CommonGround volunteers Kristin Reese and LaVell Winsor, also a blogger for Farm Futures, this week participated in a series of interviews to answer agricultural questions about organic foods and biotechnology.
"It is natural for people who aren't involved in the raising or growing of their food to have questions about how that is done," said Reese, who farms in Ohio. "What I want to do, along with my fellow volunteers, is start a conversation with people who have these types of questions so that we can share and learn from one another. No one should have to fear their food, but if someone has concerns, we are there to share our experience as farmers."
Reese and Winsor took part in 25 interviews, both live and taped, which will reach 21 specific media markets and blog readers and radio listeners nationally.
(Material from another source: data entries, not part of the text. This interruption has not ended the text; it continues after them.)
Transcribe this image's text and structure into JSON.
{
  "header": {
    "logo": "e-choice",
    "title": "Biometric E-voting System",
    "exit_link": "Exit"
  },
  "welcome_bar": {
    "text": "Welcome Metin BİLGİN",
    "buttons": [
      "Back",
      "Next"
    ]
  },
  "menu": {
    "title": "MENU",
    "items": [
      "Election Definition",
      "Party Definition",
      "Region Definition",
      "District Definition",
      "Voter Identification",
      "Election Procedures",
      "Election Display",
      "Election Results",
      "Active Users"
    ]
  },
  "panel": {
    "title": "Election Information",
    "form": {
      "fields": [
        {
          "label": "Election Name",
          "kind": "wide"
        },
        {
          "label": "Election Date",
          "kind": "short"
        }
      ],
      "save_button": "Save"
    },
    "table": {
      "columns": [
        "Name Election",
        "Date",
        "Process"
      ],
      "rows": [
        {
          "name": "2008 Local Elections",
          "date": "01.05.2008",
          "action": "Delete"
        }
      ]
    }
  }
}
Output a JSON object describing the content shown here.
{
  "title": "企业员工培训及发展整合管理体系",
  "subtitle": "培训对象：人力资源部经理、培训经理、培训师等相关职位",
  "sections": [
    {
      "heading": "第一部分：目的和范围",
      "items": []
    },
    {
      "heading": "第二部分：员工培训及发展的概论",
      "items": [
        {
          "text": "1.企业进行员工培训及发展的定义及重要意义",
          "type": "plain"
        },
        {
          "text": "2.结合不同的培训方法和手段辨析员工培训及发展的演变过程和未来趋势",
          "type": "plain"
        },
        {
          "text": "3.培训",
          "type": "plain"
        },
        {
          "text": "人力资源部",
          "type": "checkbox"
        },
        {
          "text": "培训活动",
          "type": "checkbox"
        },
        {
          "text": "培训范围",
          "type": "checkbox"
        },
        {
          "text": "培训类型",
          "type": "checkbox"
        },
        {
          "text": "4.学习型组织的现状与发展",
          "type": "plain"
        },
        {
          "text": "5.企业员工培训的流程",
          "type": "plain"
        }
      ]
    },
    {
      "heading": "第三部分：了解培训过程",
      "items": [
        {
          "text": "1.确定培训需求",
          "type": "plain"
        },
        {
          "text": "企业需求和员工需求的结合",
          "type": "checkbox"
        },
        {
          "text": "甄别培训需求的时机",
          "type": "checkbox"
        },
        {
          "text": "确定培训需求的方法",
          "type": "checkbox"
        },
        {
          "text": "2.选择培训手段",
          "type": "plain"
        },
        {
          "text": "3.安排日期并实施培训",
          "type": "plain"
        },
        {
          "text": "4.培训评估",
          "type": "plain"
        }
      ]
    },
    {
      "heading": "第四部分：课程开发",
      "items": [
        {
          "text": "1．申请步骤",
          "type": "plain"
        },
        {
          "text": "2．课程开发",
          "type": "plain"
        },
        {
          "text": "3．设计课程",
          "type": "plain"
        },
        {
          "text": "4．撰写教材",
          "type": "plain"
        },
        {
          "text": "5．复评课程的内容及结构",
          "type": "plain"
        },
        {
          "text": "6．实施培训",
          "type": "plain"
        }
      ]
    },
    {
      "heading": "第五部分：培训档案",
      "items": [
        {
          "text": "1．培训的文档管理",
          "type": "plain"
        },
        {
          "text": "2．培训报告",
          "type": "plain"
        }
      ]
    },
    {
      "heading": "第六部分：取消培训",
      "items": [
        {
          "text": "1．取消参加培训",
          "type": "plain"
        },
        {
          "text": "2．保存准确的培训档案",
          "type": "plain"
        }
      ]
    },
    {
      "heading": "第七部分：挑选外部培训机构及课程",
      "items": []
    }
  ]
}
They are both involved in CommonGround, a movement to provide consumers with real answers about their food.
Winsor, who farms in Kansas, noted that "with most Americans now two or three generations removed from farming, it makes sense that so many people are looking to find out more about the foods they eat and who grows them. For example, a lot of the people that I have met through CommonGround have been genuinely surprised to learn that about 96% of American farms are family farms.
"I have found that people are excited to find out that families, much like their own, grow their food. Through honest, open dialogue with farmers, people might be surprised to find what an incredible story their food has to tell and how it just keeps getting better," Winsor noted.
While many hosts focused on how people with questions could use CommonGround volunteers and the group's website to find information, the women also responded to a variety of specific questions about production practices, technology and the difference between the wide variety of food choices available to American consumers.
In response to a question about the growing popularity of organic foods, Reese explained that CommonGround volunteers include farmers who use both traditional and organic methods.
"While we embrace the diversity of agriculture, we do want to offer information about how all kinds of food are grown so that shoppers can make the best choices for their unique family based on solid information," Reese said. "Whether organic or traditionally grown, America's farmers grow and raise an array of healthy, nutritious foods that consumers can feel confident about feeding their families."
Interviews will air in many U.S. cities and towns: Harrisburg, Penn.; Cheyenne, Wyo.; Lima, Ohio; Huntsville, Ala.; Rochester, N.Y.; Peoria, Ill.; Rochester, Minn.; Mason City, Iowa; Boston, Mass.; Evansville, Ind.; Toledo, Ohio; Monroe, La.; Amarillo, Texas; Minneapolis, Minn.; New Orleans, La.; Abilene, Texas; Albuquerque, N.M.; Fargo, N.D.; Detroit, Mich.; Toledo, Ohio; St. Louis, Mo.; and in many parts of Virginia.
Additionally, information from these interviews will be featured in blogs such as Celebrate Woman Today, Earnest Parenting and Motherhood Moment and on radio stations across the country through It's Your Health Network.
Source: National Corn Growers Association